There's no 'punchline'... So lets stop right there, and nail the mistake before the repetition gets tedious.
The Fish has no concept for 'Tank' and the support technician doesn't realise that nothing AT ALL is communicated in any question or statement centred on 'tank' and 'location'.
Maybe if Support used the word 'Aquarium', they'd get a response; and maybe not - some people have a distinct vocabulary for their work, and the concepts embedded in their work can only be communicated in that exact language (Oracle administrators are the most extreme example) - but it's entirely possible that the fish has NO vocabulary for, and no concept of, a distinct body of water with a boundary container.
That's not to say the fish is stupid - I'd like to see how long *you* would last on a tropical reef, and your attempts at breathing when immersed in water are, quite frankly, embarrassing - and anyway, the problem was never going to be solved by being 'smarter' than the fish.
The problem is going to be solved by being smarter than a support technician who doesn't see that that a gap in communication isn't going to be fixed by throwing more questions down the the same hole: asking for more details about the tank won't work, no matter how many questions you ask, if 'Tank' is a concept you can't communicate at all.
So here's the 'fix': ask a question centred on a concept the user will understand, with answers that will 'leak' location information:
Support: * Mutters, almost as if he or she doesn't want to be heard * Support: "It's the 4%@#ing octopus again" Support: * Asks, clearly and politely: * Support: "Is there an octopus in the tank adjacent to yours?" Fish: "There's a Pacific blue-ringed female so sunward..." Fish: "And a tuberculate pelagic octopus next to the source of vibration I complained about last week"
Support: "Tank 224. I'll be right over with the testing kit"
Something else for you to ponder: the 'user experience' here is that Support asked no end of irrelevant questions that elucidated nothing except their own cluelessness, and they took their own sweet time to get to work on the problem.
And the first thing the user will see is support faffing around with a testing kit, when they've already been told, repeatedly, that there's something wrong with the water.
Support isn't a technical skill, it's about communication and manipulation.
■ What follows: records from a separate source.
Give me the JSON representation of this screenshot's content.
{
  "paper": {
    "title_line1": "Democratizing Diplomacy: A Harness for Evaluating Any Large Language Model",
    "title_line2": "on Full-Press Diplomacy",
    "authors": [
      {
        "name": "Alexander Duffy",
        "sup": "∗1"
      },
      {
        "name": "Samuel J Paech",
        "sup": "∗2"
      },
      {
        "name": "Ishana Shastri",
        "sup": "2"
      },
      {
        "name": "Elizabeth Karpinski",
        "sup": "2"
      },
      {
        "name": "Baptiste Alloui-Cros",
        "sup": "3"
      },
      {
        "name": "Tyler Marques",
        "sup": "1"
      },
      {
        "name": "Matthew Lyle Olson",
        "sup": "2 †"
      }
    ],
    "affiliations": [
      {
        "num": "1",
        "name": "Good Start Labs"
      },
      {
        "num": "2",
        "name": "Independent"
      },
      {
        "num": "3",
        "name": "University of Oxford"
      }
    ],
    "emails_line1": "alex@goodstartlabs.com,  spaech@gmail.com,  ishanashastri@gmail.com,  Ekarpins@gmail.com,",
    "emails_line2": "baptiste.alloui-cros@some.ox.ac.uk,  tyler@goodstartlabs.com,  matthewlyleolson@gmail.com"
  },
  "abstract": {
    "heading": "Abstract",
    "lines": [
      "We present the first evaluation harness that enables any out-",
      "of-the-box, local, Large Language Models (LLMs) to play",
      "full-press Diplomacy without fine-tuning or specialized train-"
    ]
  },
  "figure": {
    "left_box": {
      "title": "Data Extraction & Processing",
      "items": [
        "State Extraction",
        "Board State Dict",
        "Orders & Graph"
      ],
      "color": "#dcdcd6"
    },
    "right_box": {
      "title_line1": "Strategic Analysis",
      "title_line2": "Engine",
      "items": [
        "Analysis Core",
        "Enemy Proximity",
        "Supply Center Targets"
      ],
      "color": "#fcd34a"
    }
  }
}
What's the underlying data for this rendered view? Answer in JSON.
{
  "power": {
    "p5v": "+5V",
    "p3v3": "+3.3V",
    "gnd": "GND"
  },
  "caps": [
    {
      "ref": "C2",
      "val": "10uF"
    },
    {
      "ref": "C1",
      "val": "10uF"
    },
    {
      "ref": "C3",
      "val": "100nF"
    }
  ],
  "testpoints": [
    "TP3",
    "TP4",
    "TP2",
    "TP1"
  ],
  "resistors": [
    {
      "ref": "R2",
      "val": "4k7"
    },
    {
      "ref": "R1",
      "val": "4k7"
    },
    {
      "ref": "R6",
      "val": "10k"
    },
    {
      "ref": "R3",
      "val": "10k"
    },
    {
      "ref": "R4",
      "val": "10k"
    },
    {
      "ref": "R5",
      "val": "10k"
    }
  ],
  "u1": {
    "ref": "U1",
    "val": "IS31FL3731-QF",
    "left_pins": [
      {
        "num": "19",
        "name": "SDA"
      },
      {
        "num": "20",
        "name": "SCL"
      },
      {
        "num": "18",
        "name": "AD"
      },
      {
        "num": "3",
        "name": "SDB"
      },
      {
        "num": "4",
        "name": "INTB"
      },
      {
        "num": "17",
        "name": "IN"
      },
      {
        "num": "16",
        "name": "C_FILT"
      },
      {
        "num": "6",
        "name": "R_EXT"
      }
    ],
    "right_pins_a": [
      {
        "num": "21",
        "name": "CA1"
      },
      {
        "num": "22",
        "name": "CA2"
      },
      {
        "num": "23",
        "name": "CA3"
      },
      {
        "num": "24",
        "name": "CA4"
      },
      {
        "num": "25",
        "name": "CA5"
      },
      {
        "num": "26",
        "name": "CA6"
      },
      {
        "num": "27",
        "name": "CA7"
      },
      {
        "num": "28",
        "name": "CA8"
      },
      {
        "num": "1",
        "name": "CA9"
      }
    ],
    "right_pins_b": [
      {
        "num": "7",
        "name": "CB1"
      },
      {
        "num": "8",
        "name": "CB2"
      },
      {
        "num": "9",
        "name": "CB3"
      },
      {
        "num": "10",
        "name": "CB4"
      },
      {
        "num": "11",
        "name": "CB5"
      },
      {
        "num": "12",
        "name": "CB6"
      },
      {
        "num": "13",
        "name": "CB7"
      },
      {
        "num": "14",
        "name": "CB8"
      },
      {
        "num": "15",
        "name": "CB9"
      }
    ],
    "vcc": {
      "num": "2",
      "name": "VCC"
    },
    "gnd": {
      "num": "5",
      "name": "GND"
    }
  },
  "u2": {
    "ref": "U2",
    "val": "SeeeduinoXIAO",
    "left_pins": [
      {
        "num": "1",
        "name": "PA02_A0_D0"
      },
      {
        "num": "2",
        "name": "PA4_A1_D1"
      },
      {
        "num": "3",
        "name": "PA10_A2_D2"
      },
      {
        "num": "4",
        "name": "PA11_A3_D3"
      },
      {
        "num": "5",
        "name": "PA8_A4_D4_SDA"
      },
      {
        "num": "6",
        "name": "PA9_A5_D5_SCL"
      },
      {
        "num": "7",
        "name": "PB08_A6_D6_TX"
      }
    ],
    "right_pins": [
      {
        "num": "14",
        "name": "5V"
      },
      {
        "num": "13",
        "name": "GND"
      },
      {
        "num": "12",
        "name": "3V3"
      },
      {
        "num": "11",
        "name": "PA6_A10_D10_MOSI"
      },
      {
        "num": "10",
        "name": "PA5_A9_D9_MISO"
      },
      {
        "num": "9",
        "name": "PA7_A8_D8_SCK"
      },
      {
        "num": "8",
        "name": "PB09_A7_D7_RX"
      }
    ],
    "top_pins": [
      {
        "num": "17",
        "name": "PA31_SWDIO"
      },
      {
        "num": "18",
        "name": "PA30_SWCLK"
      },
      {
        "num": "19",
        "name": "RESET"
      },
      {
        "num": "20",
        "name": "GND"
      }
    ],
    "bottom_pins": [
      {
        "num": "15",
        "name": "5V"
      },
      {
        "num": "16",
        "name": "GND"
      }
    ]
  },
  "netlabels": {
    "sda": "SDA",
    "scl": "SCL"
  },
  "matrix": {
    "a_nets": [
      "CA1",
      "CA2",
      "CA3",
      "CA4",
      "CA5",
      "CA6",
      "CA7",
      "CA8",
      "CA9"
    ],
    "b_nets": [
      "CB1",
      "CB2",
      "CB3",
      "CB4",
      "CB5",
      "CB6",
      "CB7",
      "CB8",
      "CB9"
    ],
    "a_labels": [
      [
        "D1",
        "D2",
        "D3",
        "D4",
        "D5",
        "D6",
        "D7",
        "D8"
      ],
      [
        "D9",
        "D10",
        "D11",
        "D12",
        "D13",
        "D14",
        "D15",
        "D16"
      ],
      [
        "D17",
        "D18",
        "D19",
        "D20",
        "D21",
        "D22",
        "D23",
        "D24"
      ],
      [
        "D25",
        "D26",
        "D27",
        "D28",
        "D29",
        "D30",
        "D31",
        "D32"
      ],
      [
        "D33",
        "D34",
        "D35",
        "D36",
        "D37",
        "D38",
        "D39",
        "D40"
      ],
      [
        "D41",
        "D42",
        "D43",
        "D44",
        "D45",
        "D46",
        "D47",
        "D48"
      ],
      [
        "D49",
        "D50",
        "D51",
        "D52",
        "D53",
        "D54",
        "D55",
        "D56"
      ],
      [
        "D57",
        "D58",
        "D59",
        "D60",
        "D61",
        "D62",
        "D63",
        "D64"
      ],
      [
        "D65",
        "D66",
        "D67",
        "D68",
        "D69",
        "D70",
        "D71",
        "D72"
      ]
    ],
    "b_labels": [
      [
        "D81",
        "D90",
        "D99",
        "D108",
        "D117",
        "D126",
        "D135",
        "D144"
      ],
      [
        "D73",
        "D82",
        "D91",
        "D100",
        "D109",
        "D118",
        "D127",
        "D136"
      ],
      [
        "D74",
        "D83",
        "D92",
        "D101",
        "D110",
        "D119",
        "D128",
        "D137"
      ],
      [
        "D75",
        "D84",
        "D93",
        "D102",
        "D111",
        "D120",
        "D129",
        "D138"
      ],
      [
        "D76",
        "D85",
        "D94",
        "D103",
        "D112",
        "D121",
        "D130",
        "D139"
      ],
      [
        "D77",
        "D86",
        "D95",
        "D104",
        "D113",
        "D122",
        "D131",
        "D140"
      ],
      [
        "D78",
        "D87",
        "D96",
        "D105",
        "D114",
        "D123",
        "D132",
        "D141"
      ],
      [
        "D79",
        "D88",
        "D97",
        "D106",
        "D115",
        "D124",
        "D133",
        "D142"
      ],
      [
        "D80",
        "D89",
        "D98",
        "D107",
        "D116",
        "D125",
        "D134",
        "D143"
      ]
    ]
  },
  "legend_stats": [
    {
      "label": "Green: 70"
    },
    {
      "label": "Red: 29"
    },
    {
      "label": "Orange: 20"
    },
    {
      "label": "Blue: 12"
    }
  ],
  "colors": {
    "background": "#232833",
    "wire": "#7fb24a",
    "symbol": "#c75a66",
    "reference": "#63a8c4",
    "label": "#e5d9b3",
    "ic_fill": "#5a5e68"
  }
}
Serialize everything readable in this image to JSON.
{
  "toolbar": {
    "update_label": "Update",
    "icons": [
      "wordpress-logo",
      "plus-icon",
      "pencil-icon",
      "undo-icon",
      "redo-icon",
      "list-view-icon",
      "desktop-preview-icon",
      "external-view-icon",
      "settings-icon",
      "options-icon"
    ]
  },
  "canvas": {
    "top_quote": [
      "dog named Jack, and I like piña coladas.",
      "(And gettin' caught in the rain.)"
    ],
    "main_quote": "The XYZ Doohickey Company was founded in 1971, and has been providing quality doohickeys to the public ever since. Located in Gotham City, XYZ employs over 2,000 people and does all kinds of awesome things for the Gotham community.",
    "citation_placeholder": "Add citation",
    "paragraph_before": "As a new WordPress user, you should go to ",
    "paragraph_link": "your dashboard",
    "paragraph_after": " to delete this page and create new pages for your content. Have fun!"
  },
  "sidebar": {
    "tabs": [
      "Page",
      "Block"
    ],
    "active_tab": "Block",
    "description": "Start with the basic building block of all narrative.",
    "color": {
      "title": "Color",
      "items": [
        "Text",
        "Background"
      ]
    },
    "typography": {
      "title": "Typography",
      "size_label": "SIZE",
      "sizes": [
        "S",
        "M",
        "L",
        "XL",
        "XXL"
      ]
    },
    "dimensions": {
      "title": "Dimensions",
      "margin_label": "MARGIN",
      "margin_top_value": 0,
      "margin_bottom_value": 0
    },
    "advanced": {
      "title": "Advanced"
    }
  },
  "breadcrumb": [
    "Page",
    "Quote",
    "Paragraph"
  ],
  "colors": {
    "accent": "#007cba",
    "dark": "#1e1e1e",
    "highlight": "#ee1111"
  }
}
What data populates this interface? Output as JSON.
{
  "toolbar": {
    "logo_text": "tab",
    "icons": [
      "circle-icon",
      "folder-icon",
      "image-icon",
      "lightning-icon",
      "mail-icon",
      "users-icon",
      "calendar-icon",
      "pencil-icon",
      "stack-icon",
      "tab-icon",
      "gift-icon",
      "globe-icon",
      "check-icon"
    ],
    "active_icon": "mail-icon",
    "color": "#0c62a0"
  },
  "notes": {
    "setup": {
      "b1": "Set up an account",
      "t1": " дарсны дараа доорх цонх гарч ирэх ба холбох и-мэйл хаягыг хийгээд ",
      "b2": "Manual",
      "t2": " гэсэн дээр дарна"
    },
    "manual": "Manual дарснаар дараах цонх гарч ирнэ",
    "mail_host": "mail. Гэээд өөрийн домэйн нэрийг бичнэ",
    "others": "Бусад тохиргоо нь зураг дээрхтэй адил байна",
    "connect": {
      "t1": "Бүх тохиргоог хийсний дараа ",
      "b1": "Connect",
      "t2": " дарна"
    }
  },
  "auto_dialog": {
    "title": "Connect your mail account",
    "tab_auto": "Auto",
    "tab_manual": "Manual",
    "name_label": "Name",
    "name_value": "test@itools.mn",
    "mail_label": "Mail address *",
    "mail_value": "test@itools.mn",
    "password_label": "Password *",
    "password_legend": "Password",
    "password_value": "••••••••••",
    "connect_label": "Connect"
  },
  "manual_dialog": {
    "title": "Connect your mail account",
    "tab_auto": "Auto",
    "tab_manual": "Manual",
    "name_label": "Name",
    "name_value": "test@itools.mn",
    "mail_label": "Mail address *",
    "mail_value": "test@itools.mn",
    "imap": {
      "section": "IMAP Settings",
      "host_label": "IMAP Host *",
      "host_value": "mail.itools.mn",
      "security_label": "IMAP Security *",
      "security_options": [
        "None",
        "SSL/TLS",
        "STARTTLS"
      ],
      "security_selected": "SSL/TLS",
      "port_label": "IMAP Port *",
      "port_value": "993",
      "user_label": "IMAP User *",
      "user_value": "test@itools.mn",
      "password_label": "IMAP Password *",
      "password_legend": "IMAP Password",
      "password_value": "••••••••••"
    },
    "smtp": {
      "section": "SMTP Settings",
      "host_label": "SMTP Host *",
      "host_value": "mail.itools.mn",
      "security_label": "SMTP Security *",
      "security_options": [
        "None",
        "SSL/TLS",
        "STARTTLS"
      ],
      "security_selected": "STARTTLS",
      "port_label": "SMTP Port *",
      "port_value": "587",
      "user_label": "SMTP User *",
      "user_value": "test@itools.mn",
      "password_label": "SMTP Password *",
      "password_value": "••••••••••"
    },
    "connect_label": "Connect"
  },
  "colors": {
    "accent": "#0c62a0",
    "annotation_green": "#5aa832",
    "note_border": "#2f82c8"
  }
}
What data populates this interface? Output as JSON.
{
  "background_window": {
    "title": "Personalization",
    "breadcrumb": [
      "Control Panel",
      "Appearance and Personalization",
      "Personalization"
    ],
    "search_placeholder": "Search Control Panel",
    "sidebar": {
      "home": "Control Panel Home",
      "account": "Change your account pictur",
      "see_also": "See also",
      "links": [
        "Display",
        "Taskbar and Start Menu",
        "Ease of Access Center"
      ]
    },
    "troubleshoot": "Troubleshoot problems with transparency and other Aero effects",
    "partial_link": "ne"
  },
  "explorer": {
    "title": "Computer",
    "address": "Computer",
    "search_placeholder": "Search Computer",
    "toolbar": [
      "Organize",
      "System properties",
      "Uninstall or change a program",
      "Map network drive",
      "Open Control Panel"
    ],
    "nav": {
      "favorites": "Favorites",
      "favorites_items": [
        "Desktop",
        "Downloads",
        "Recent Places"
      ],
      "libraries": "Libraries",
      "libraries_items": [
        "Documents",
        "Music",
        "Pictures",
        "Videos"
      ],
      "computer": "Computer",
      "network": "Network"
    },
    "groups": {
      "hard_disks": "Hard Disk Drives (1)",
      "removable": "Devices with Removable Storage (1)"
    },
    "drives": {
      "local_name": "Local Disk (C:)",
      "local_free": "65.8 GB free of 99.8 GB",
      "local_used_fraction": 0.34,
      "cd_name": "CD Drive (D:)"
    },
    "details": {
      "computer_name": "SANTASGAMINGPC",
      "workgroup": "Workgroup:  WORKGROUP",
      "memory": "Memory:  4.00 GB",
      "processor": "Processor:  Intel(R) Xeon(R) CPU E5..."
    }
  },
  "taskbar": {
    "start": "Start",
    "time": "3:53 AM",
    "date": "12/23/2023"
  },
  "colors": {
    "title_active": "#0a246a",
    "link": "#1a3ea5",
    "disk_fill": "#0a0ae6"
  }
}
And if you are wondering how this fishy tale is relevant: more than half the time expended by support technicians in speaking to the users consists of failed attempts to identify the specific report that the user needed fixing..
So anyone who builds reports - or Excel applications - and releases them for widespread use needs to be labelling-up *every* sheet with the app or report name, and filling in a 'Settings' or 'about this report' or 'documentation' sheet that the user can be guided to by first-line support. Or by you.
And the moral is:The most important piece of information that your application, worksheet, or report can communicate to a support technician is an unambiguous identifying name; and, better still, a location.
Meanwhile, I will buy you beer if you can bring a toxic blue-ringed octopus into today's technical explanations to the users.